Watch This offers TV and movie recommendations inspired by new releases or premieres, or occasionally our own inscrutable whims. With The Last O.G. settling in on TBS and FX’s Legion returning from the astral plane for season two, we’re taking a look at some of our favorite TV homecomings.
As a child, I couldn’t watch Roseanne. Every time I turned it on it felt like everyone onscreen was yelling at each other, or dumping on other people not in the room, or just generally being loud and unpleasant. The grown-ups said awful things about their kids and each other, the kids acted like jerks, and nobody seemed very happy without also needing to put others down. I thought it was mean and crude, and not in a fun way. It felt all too plausibly real, and it didn’t make me want to laugh. It made me want to run away, the same way I would avoid loud mean people in everyday life.
It wasn’t until I was older that I was finally able to see the caring behind the cruelty. When you’re young, you tend to take things at face value. If someone says, “Shut up, you idiot,” all you hear is the order and the insult. But returning to the sitcom as an adult, the most noticeable thing about Roseanne was the doubled and tripled layers of meaning that suffuse so much of the dialogue. A snippy “I hate you” also meant “I’m hurt,” and “This situation is uncomfortable”—and, often as not, the exact opposite, “I love you.” Sure, it’s an all-too-rare blunt look at working-class life and economic woes, and yes, the wit is incisive and lacerating, especially during the show’s first five seasons before things started to get meta, a.k.a. the “second Becky” era.
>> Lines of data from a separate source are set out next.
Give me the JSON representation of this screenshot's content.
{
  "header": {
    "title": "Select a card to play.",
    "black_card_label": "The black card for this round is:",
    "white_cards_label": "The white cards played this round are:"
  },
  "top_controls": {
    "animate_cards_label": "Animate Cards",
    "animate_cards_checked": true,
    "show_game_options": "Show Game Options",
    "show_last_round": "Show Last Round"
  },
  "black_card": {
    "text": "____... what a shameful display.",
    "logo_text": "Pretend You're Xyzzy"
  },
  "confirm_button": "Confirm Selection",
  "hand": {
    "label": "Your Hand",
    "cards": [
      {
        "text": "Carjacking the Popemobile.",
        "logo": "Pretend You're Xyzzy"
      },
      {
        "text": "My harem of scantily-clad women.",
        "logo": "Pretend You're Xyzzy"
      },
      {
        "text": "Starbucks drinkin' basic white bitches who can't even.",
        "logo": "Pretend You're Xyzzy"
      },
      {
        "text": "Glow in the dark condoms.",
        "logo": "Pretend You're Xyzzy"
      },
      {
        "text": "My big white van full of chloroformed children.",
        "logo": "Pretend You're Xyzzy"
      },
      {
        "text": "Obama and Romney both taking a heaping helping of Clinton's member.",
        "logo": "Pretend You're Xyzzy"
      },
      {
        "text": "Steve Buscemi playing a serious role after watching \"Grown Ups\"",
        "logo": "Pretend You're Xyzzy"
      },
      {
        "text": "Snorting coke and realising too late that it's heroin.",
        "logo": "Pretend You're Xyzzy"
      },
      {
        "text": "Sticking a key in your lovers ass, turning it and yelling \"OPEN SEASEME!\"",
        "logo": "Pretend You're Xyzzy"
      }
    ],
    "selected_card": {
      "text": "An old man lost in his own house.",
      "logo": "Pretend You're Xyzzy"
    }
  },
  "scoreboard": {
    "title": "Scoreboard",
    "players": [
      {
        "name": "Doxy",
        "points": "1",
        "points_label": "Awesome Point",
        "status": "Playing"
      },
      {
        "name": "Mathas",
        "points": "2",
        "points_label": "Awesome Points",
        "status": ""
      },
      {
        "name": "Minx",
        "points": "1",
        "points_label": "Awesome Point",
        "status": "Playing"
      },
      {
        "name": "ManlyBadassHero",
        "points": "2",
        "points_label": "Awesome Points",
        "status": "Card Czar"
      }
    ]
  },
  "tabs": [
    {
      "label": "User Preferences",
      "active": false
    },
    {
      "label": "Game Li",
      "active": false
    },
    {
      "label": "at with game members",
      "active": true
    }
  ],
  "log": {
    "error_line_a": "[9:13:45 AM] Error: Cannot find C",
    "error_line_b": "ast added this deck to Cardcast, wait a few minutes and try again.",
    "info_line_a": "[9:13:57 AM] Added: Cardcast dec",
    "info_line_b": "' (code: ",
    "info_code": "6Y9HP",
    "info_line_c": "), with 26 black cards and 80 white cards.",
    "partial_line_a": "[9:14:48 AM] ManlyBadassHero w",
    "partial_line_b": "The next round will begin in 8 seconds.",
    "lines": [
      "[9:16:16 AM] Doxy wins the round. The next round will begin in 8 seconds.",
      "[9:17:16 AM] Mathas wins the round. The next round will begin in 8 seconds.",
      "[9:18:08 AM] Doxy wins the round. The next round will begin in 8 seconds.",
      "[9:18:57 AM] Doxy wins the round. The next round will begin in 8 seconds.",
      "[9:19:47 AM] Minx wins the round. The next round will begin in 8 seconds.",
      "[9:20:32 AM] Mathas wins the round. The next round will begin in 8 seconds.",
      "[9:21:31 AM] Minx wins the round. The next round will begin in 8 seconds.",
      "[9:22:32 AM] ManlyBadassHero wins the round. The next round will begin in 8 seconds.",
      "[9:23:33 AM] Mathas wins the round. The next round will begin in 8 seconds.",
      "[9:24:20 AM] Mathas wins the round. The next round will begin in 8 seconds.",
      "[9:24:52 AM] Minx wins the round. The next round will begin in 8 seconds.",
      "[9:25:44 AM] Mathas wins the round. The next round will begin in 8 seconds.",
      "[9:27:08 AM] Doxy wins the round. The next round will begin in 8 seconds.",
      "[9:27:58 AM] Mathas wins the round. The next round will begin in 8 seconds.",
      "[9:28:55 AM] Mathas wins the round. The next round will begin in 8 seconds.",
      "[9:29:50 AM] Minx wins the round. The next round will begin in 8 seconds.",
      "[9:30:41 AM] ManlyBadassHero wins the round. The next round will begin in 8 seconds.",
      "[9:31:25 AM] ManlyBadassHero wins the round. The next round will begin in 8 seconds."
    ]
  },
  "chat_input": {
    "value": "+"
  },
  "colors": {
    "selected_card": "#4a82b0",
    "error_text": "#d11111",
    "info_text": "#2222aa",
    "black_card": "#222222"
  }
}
But just as it took some years of distance and maturity for me to look past the surface-level mean-spiritedness and see the warm drama underneath, so too do Roseanne’s protagonists continuously grapple with the turmoil beneath the aw-shucks, “we’re just folks” history of their family, and reassess the dark and complicated relationships that defined them. This is never more apparent than in “This Old House,” a fourth-season installment that sees sisters Roseanne (Roseanne Barr) and Jackie (Laurie Metcalf) return to their soon-to-be-demolished childhood home, and confront some emotional ghosts in the process. Just like the series itself, what begins as good-natured ribbing and comical memories of their youth (along with Jackie clumsily trying to draw parallels between Roseanne’s juvenile misdeeds and daughter Darlene’s current behavior) soon curdles into something more honest—and painful.
Pointing to the wall by the front door where their father kept a belt hanging at all times, the better to intimidate his children into quiet conformity, Jackie tries to brush past it by noting parents back then spanked their children. “Spanked?” Roseanne notes with quiet incredulity. “Jackie, come on—he hit us with a belt.” Talking through their feelings, Roseanne’s sister keeps trying to make excuses, right up to the moment she can’t. They express bitterness toward their mother for letting it happen. They note the stories they invented when friends came over to disguise its purpose. (“I’d tell them it’s Elvis’ belt.”) But most of all, they ruminate on the ways their lives are both reflections of the abuse they suffered as kids and ongoing refusals to be defined by that trauma. (Admittedly, fans of the original series may find the current reboot somewhat traumatic in its own right.)
The episode captures an essential truth, one the series returns to constantly throughout its run: It’s not just that we each contain multitudes, and seemingly mean or brusque expressions of our feelings and beliefs will always have numerous more complicated and heartfelt layers waiting to be sifted through. It’s that each individual layer, each aspect of our personalities, also has multiple meanings, and that anything changes depending on how you look at it. To quote Jackie after Roseanne notes that their screwed-up family probably explains why she’s fat and Jackie can’t maintain a relationship: “Or, I just haven’t met the right guy, and you’ve never met the wrong doughnut.” Everything can also mean something else—even a good joke.